We’ve reached sixteen years. Sixteen. Years. Sixteen years of grief over the loss of my Jud Bud. S-I-X-TEEN.
My grief is now old enough to get a driver’s license. It’s aged enough to have gone through puberty. And it’s mature enough to be exercising more independence. My grief is sixteen years old.
But my boy never got to be sixteen. Or 13. Or 10. Or even five. He never got his driver’s license. Never went through puberty. And never got to seek independence.
Interestingly, my grief is actually like a teenager in my life. I know it well. I’ve lived with it for many years; but it can throw me off guard too. It keeps growing and changing, but the general gist of it’s character has been revealed. It grips my heart in every way. But it has a mind of its own—I can’t control it, even though I unwittingly still try. It is, after all, sixteen years old.
Sixteen is a lot of years to grieve. To miss. To long. To wonder. To ache. To yearn. To have a pain that still shapes most of my thoughts, my breaths, my life, but is unseen by others much of the time. The pain of losing my child is still very much alive at 16 years. And will be at 20 years. And 30 years. And even 40 years, should I survive that long.
But we all know pain. To miss. To long. To wonder. To ache. To yearn. These are experiences of the human condition that impact every heart. We all want something more. Something sure. That which is whole. Real. Pure. Beautiful. Good. Right. True. And free of pain.
Jud has that.
Jud has that and he’s had that for these sixteen years…a life with the One who came near to suffer with us and ultimately for us. The One who is sure. Whole. Real. Pure. Beautiful. Good. Right. True. …and Jud has that for eternity.
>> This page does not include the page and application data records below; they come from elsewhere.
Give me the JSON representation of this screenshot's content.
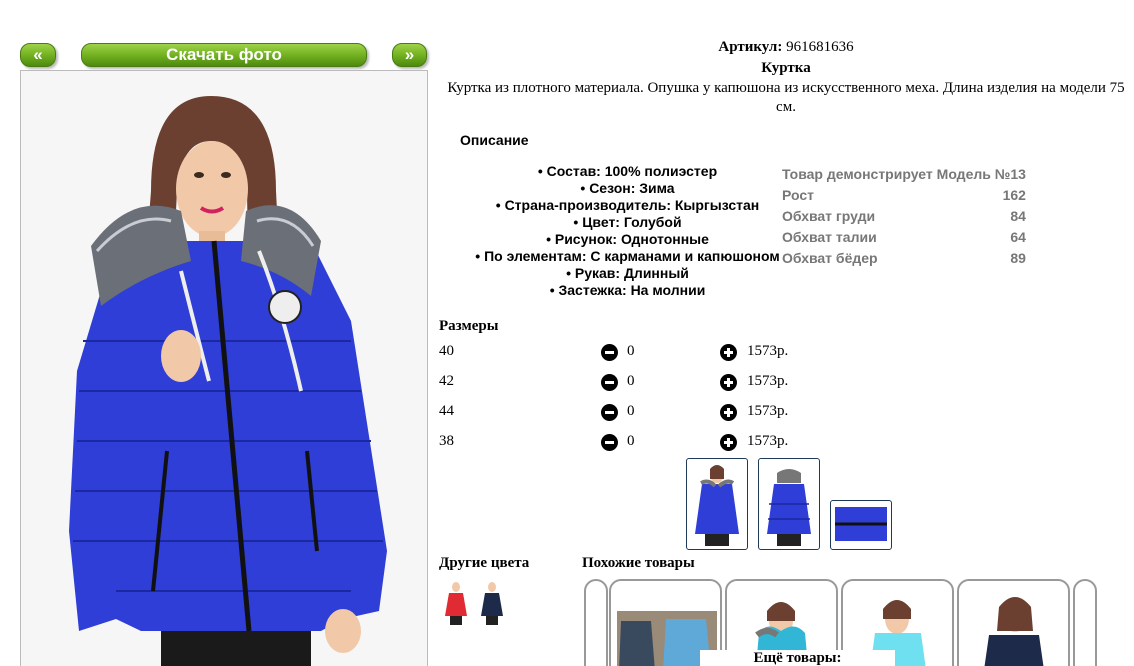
{
  "gallery": {
    "prev_label": "«",
    "download_label": "Скачать фото",
    "next_label": "»"
  },
  "product": {
    "article_label": "Артикул:",
    "article_value": "961681636",
    "name": "Куртка",
    "description": "Куртка из плотного материала. Опушка у капюшона из искусственного меха. Длина изделия на модели 75 см."
  },
  "specs": {
    "heading": "Описание",
    "items": [
      "Состав: 100% полиэстер",
      "Сезон: Зима",
      "Страна-производитель: Кыргызстан",
      "Цвет: Голубой",
      "Рисунок: Однотонные",
      "По элементам: С карманами и капюшоном",
      "Рукав: Длинный",
      "Застежка: На молнии"
    ]
  },
  "model": {
    "title": "Товар демонстрирует Модель №13",
    "rows": [
      {
        "label": "Рост",
        "value": "162"
      },
      {
        "label": "Обхват груди",
        "value": "84"
      },
      {
        "label": "Обхват талии",
        "value": "64"
      },
      {
        "label": "Обхват бёдер",
        "value": "89"
      }
    ]
  },
  "sizes": {
    "heading": "Размеры",
    "rows": [
      {
        "size": "40",
        "qty": "0",
        "price": "1573р."
      },
      {
        "size": "42",
        "qty": "0",
        "price": "1573р."
      },
      {
        "size": "44",
        "qty": "0",
        "price": "1573р."
      },
      {
        "size": "38",
        "qty": "0",
        "price": "1573р."
      }
    ]
  },
  "sections": {
    "other_colors": "Другие цвета",
    "similar": "Похожие товары",
    "more": "Ещё товары:"
  },
  "colors": {
    "jacket_blue": "#2f3ed6",
    "jacket_red": "#e02a34",
    "jacket_navy": "#1e2a4a",
    "button_green": "#6fae1e"
  }
}
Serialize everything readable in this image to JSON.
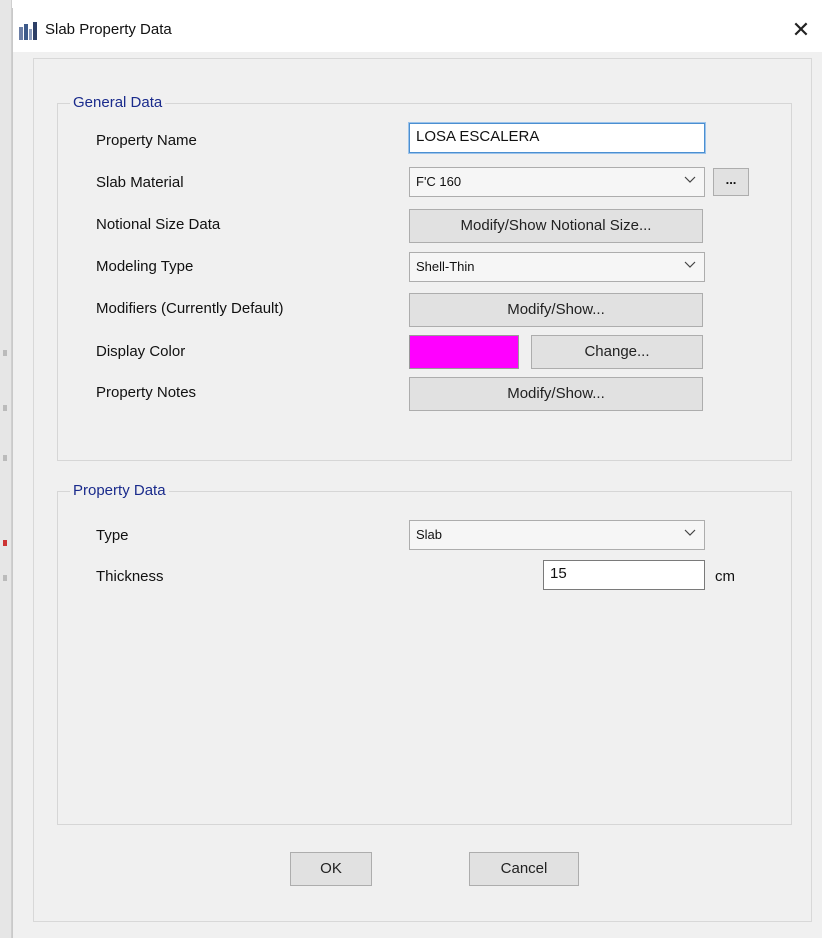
{
  "window": {
    "title": "Slab Property Data",
    "close_glyph": "✕"
  },
  "general": {
    "title": "General Data",
    "property_name_label": "Property Name",
    "property_name_value": "LOSA ESCALERA",
    "slab_material_label": "Slab Material",
    "slab_material_value": "F'C 160",
    "material_more_label": "...",
    "notional_size_label": "Notional Size Data",
    "notional_size_button": "Modify/Show Notional Size...",
    "modeling_type_label": "Modeling Type",
    "modeling_type_value": "Shell-Thin",
    "modifiers_label": "Modifiers (Currently Default)",
    "modifiers_button": "Modify/Show...",
    "display_color_label": "Display Color",
    "display_color_value": "#ff00ff",
    "change_button": "Change...",
    "property_notes_label": "Property Notes",
    "property_notes_button": "Modify/Show..."
  },
  "property_data": {
    "title": "Property Data",
    "type_label": "Type",
    "type_value": "Slab",
    "thickness_label": "Thickness",
    "thickness_value": "15",
    "thickness_unit": "cm"
  },
  "footer": {
    "ok_label": "OK",
    "cancel_label": "Cancel"
  }
}
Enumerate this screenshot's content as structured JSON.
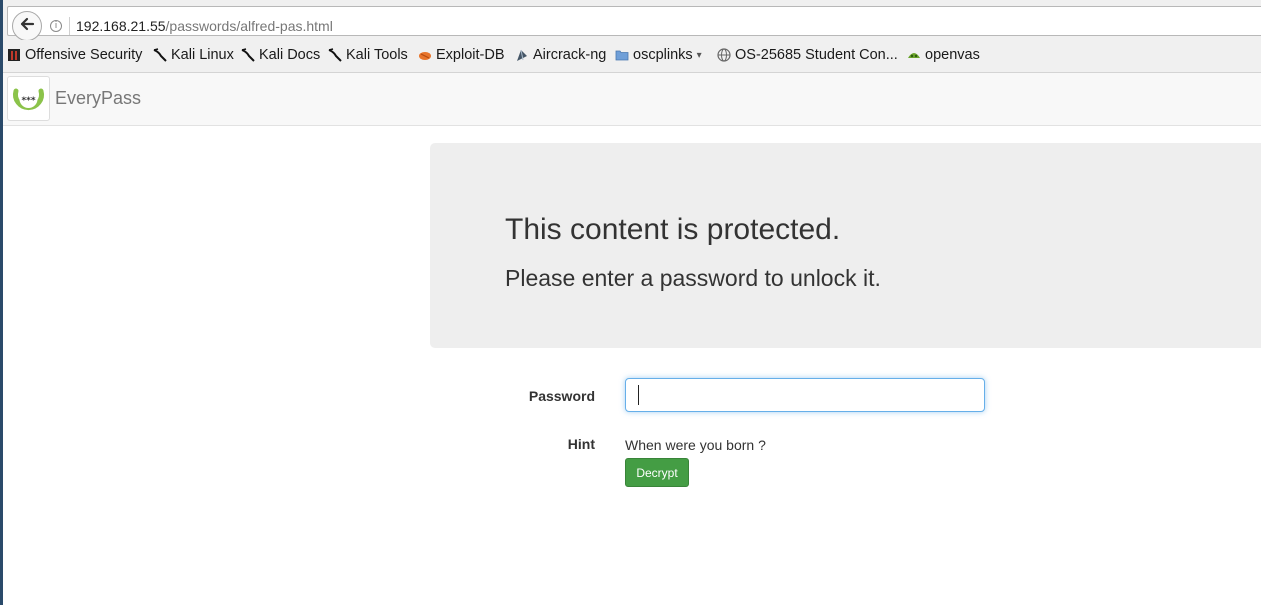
{
  "browser": {
    "url_host": "192.168.21.55",
    "url_path": "/passwords/alfred-pas.html",
    "back_icon": "arrow-left-icon",
    "info_icon": "info-icon"
  },
  "bookmarks": [
    {
      "label": "Offensive Security",
      "icon": "offsec-icon"
    },
    {
      "label": "Kali Linux",
      "icon": "kali-dragon-icon"
    },
    {
      "label": "Kali Docs",
      "icon": "kali-dragon-icon"
    },
    {
      "label": "Kali Tools",
      "icon": "kali-dragon-icon"
    },
    {
      "label": "Exploit-DB",
      "icon": "exploitdb-icon"
    },
    {
      "label": "Aircrack-ng",
      "icon": "aircrack-icon"
    },
    {
      "label": "oscplinks",
      "icon": "folder-icon",
      "dropdown": "▾"
    },
    {
      "label": "OS-25685 Student Con...",
      "icon": "globe-icon"
    },
    {
      "label": "openvas",
      "icon": "openvas-icon"
    }
  ],
  "site": {
    "brand": "EveryPass",
    "logo_text": "***"
  },
  "jumbotron": {
    "title": "This content is protected.",
    "subtitle": "Please enter a password to unlock it."
  },
  "form": {
    "password_label": "Password",
    "password_value": "",
    "hint_label": "Hint",
    "hint_text": "When were you born ?",
    "decrypt_label": "Decrypt"
  },
  "colors": {
    "button_green": "#449d44",
    "focus_blue": "#66afe9",
    "logo_green": "#8bc34a"
  }
}
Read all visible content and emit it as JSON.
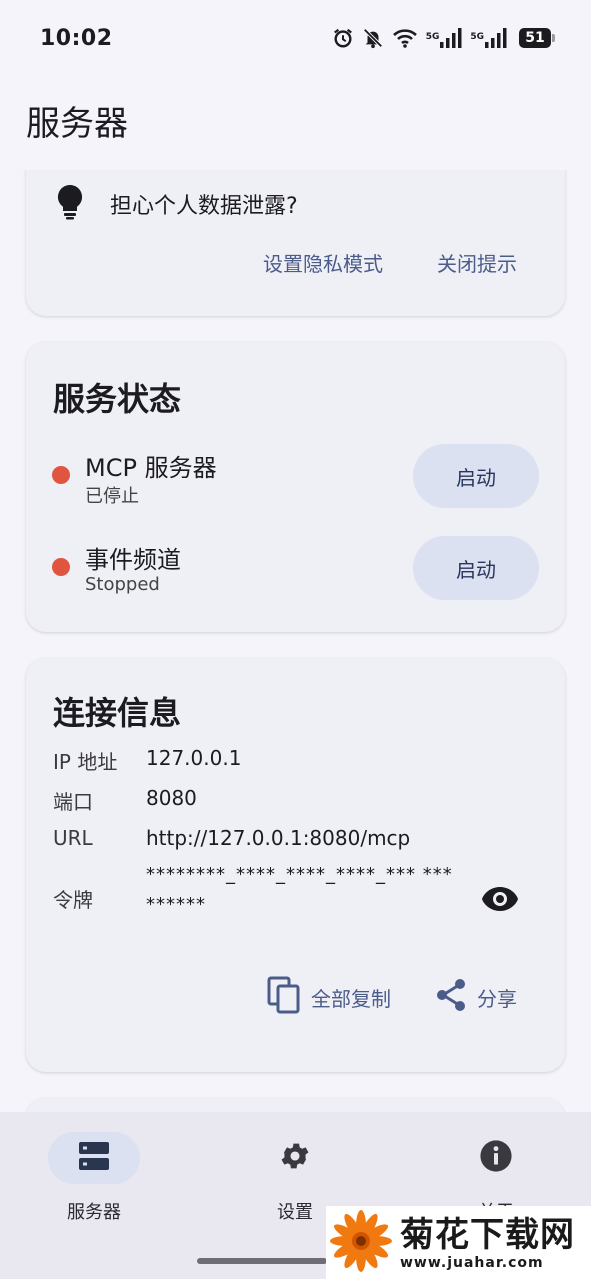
{
  "status_bar": {
    "time": "10:02",
    "battery": "51",
    "signal_labels": [
      "5G",
      "5G"
    ]
  },
  "app_bar": {
    "title": "服务器"
  },
  "privacy_card": {
    "message": "担心个人数据泄露?",
    "set_privacy_mode": "设置隐私模式",
    "close_tip": "关闭提示"
  },
  "service_status": {
    "title": "服务状态",
    "services": [
      {
        "name": "MCP 服务器",
        "state": "已停止",
        "action": "启动"
      },
      {
        "name": "事件频道",
        "state": "Stopped",
        "action": "启动"
      }
    ],
    "dot_color": "#e05540"
  },
  "connection_info": {
    "title": "连接信息",
    "ip_label": "IP 地址",
    "ip_value": "127.0.0.1",
    "port_label": "端口",
    "port_value": "8080",
    "url_label": "URL",
    "url_value": "http://127.0.0.1:8080/mcp",
    "token_label": "令牌",
    "token_value": "********_****_****_****_*** *********",
    "copy_all": "全部复制",
    "share": "分享"
  },
  "bottom_nav": {
    "items": [
      {
        "label": "服务器",
        "icon": "server-icon",
        "active": true
      },
      {
        "label": "设置",
        "icon": "gear-icon",
        "active": false
      },
      {
        "label": "关于",
        "icon": "info-icon",
        "active": false
      }
    ]
  },
  "watermark": {
    "title": "菊花下载网",
    "url": "www.juahar.com"
  }
}
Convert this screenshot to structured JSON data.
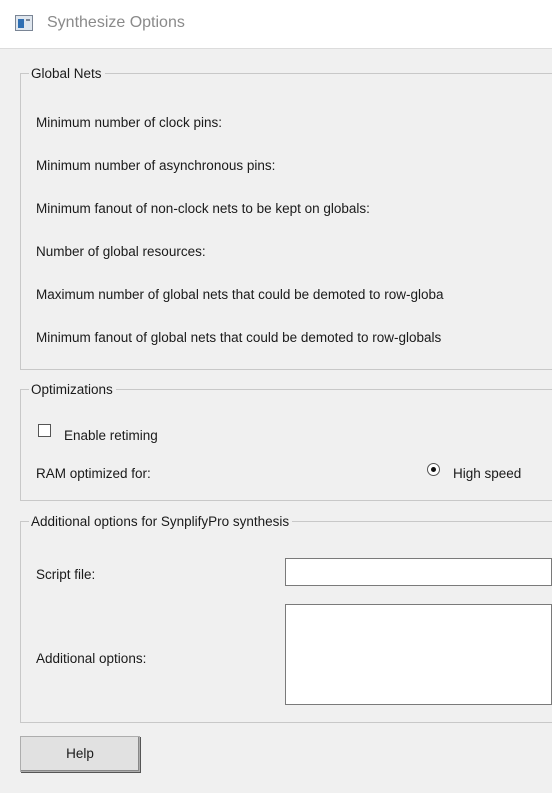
{
  "window": {
    "title": "Synthesize Options",
    "icon": "app-window-icon"
  },
  "global_nets": {
    "legend": "Global Nets",
    "labels": [
      "Minimum number of clock pins:",
      "Minimum number of asynchronous pins:",
      "Minimum fanout of non-clock nets to be kept on globals:",
      "Number of global resources:",
      "Maximum number of global nets that could be demoted to row-globa",
      "Minimum fanout of global nets that could be demoted to row-globals"
    ]
  },
  "optimizations": {
    "legend": "Optimizations",
    "enable_retiming_label": "Enable retiming",
    "enable_retiming_checked": false,
    "ram_label": "RAM optimized for:",
    "ram_option_label": "High speed",
    "ram_option_selected": true
  },
  "additional": {
    "legend": "Additional options for SynplifyPro synthesis",
    "script_file_label": "Script file:",
    "script_file_value": "",
    "additional_options_label": "Additional options:",
    "additional_options_value": ""
  },
  "buttons": {
    "help_label": "Help"
  }
}
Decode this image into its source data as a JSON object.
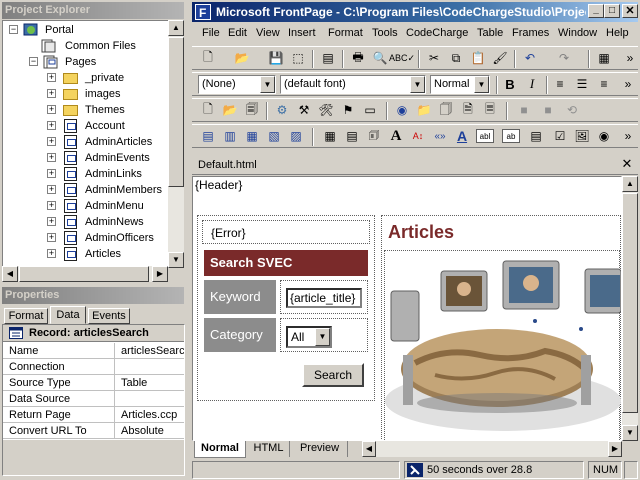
{
  "project_explorer": {
    "title": "Project Explorer",
    "root": "Portal",
    "nodes": [
      {
        "label": "Common Files",
        "kind": "page-group"
      },
      {
        "label": "Pages",
        "kind": "pages"
      },
      {
        "label": "_private",
        "kind": "folder"
      },
      {
        "label": "images",
        "kind": "folder"
      },
      {
        "label": "Themes",
        "kind": "folder"
      },
      {
        "label": "Account",
        "kind": "page"
      },
      {
        "label": "AdminArticles",
        "kind": "page"
      },
      {
        "label": "AdminEvents",
        "kind": "page"
      },
      {
        "label": "AdminLinks",
        "kind": "page"
      },
      {
        "label": "AdminMembers",
        "kind": "page"
      },
      {
        "label": "AdminMenu",
        "kind": "page"
      },
      {
        "label": "AdminNews",
        "kind": "page"
      },
      {
        "label": "AdminOfficers",
        "kind": "page"
      },
      {
        "label": "Articles",
        "kind": "page"
      }
    ]
  },
  "properties": {
    "title": "Properties",
    "tabs": [
      "Format",
      "Data",
      "Events"
    ],
    "active_tab": "Data",
    "record_label": "Record: articlesSearch",
    "rows": [
      {
        "key": "Name",
        "value": "articlesSearch"
      },
      {
        "key": "Connection",
        "value": ""
      },
      {
        "key": "Source Type",
        "value": "Table"
      },
      {
        "key": "Data Source",
        "value": ""
      },
      {
        "key": "Return Page",
        "value": "Articles.ccp"
      },
      {
        "key": "Convert URL To",
        "value": "Absolute"
      }
    ]
  },
  "window": {
    "title": "Microsoft FrontPage - C:\\Program Files\\CodeChargeStudio\\Project"
  },
  "menu": [
    "File",
    "Edit",
    "View",
    "Insert",
    "Format",
    "Tools",
    "CodeCharge",
    "Table",
    "Frames",
    "Window",
    "Help"
  ],
  "format_bar": {
    "style": "(None)",
    "font": "(default font)",
    "size": "Normal",
    "bold": "B",
    "italic": "I"
  },
  "document": {
    "tab_name": "Default.html",
    "header_placeholder": "{Header}",
    "error_placeholder": "{Error}",
    "search_title": "Search SVEC",
    "keyword_label": "Keyword",
    "keyword_value": "{article_title}",
    "category_label": "Category",
    "category_value": "All",
    "search_button": "Search",
    "articles_heading": "Articles"
  },
  "view_tabs": [
    "Normal",
    "HTML",
    "Preview"
  ],
  "active_view": "Normal",
  "status": {
    "message": "50 seconds over 28.8",
    "num": "NUM"
  },
  "colors": {
    "accent_red": "#7a2a2a",
    "articles_heading": "#7a2a2a",
    "title_blue": "#0a246a"
  }
}
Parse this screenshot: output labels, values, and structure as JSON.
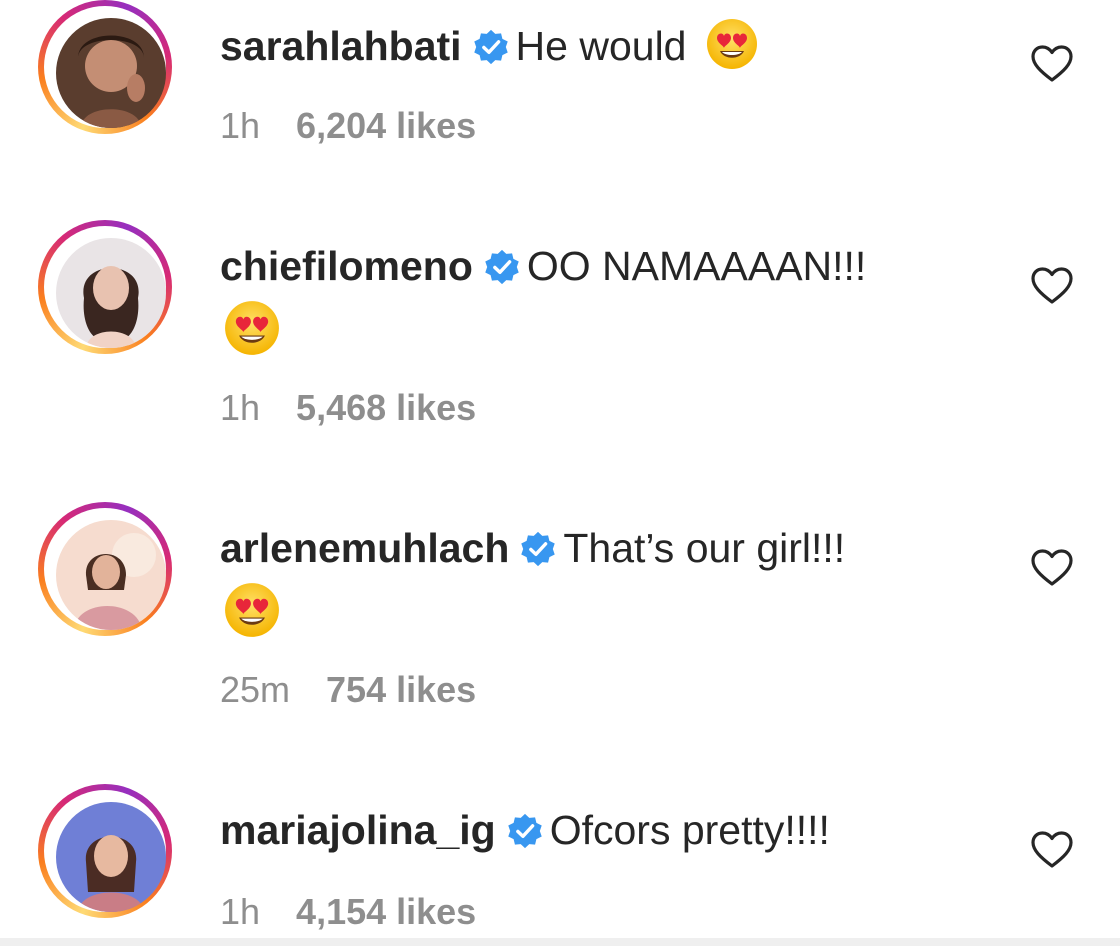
{
  "comments": [
    {
      "username": "sarahlahbati",
      "text": "He would",
      "time": "1h",
      "likes": "6,204 likes",
      "avatar_icon": "user-avatar-photo",
      "emoji": "heart-eyes-emoji"
    },
    {
      "username": "chiefilomeno",
      "text": "OO NAMAAAAN!!!",
      "time": "1h",
      "likes": "5,468 likes",
      "avatar_icon": "user-avatar-photo",
      "emoji": "heart-eyes-emoji"
    },
    {
      "username": "arlenemuhlach",
      "text": "That’s our girl!!!",
      "time": "25m",
      "likes": "754 likes",
      "avatar_icon": "user-avatar-photo",
      "emoji": "heart-eyes-emoji"
    },
    {
      "username": "mariajolina_ig",
      "text": "Ofcors pretty!!!!",
      "time": "1h",
      "likes": "4,154 likes",
      "avatar_icon": "user-avatar-photo"
    }
  ],
  "colors": {
    "verified_blue": "#3897f0",
    "meta_gray": "#8e8e8e",
    "text": "#262626",
    "story_ring_start": "#feda75",
    "story_ring_end": "#d62976"
  },
  "icons": {
    "verified": "verified-badge-icon",
    "like": "heart-outline-icon"
  }
}
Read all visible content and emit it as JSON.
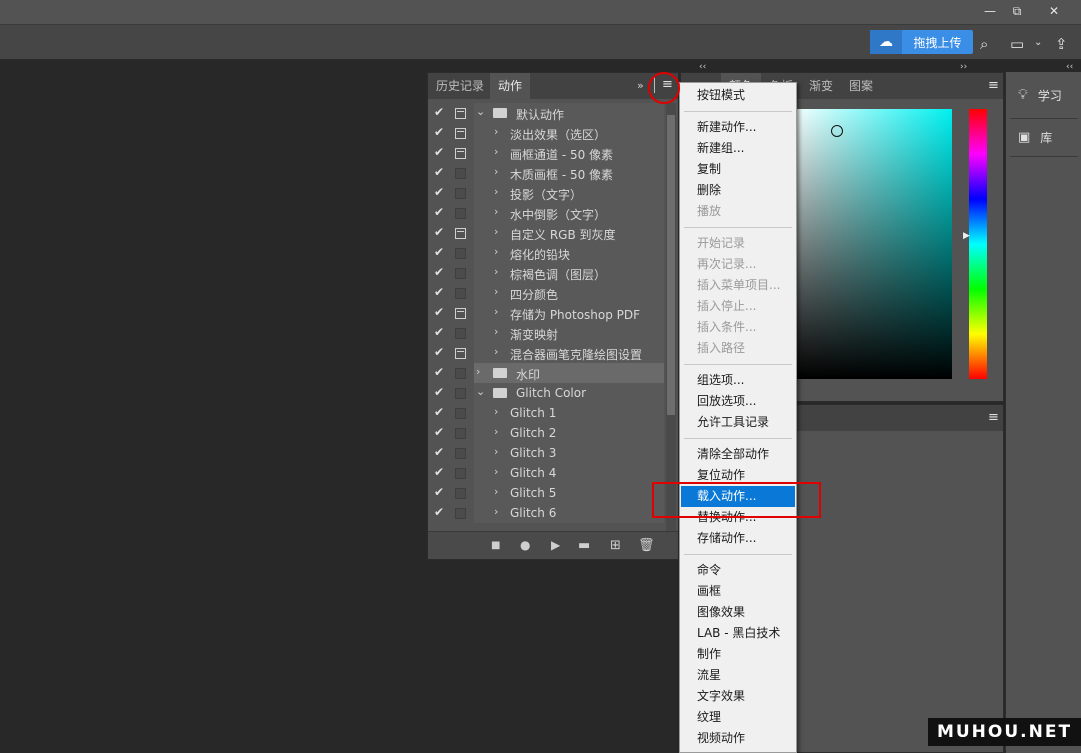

Someday, after these sixteen years have multiplied, I will have that too.